■ Required work ■
Could you copy the records below exactly, leaving out any pictures?

■ Records ■
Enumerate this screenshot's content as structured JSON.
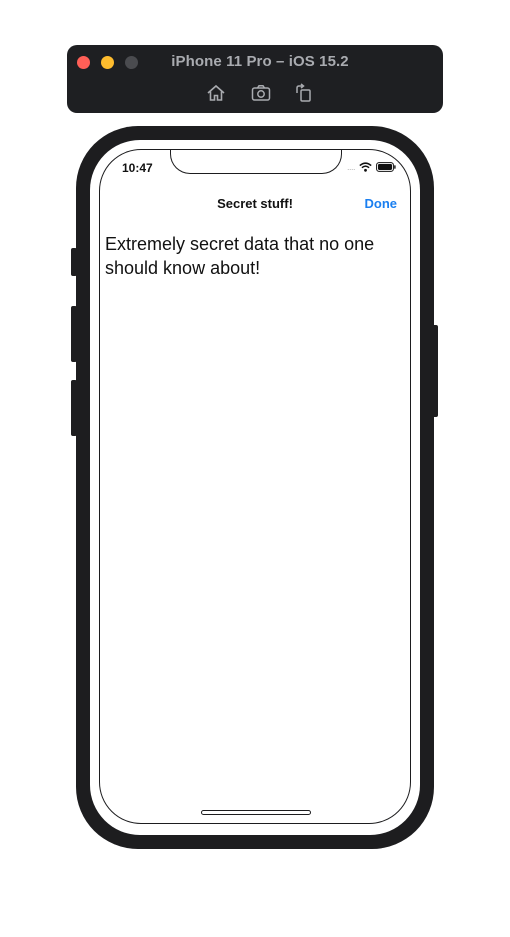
{
  "simulator": {
    "title": "iPhone 11 Pro – iOS 15.2",
    "toolbar": [
      {
        "name": "home",
        "icon": "home-icon"
      },
      {
        "name": "screenshot",
        "icon": "camera-icon"
      },
      {
        "name": "rotate",
        "icon": "rotate-icon"
      }
    ]
  },
  "status_bar": {
    "time": "10:47",
    "signal": "....",
    "icons": [
      "wifi-icon",
      "battery-icon"
    ]
  },
  "nav_bar": {
    "title": "Secret stuff!",
    "done_label": "Done",
    "accent_color": "#1a7ff0"
  },
  "content": {
    "text": "Extremely secret data that no one should know about!"
  }
}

■ Answer ■
Enumerate this screenshot's content as structured JSON.
{
  "simulator": {
    "title": "iPhone 11 Pro – iOS 15.2",
    "toolbar": [
      {
        "name": "home",
        "icon": "home-icon"
      },
      {
        "name": "screenshot",
        "icon": "camera-icon"
      },
      {
        "name": "rotate",
        "icon": "rotate-icon"
      }
    ]
  },
  "status_bar": {
    "time": "10:47",
    "signal": "....",
    "icons": [
      "wifi-icon",
      "battery-icon"
    ]
  },
  "nav_bar": {
    "title": "Secret stuff!",
    "done_label": "Done",
    "accent_color": "#1a7ff0"
  },
  "content": {
    "text": "Extremely secret data that no one should know about!"
  }
}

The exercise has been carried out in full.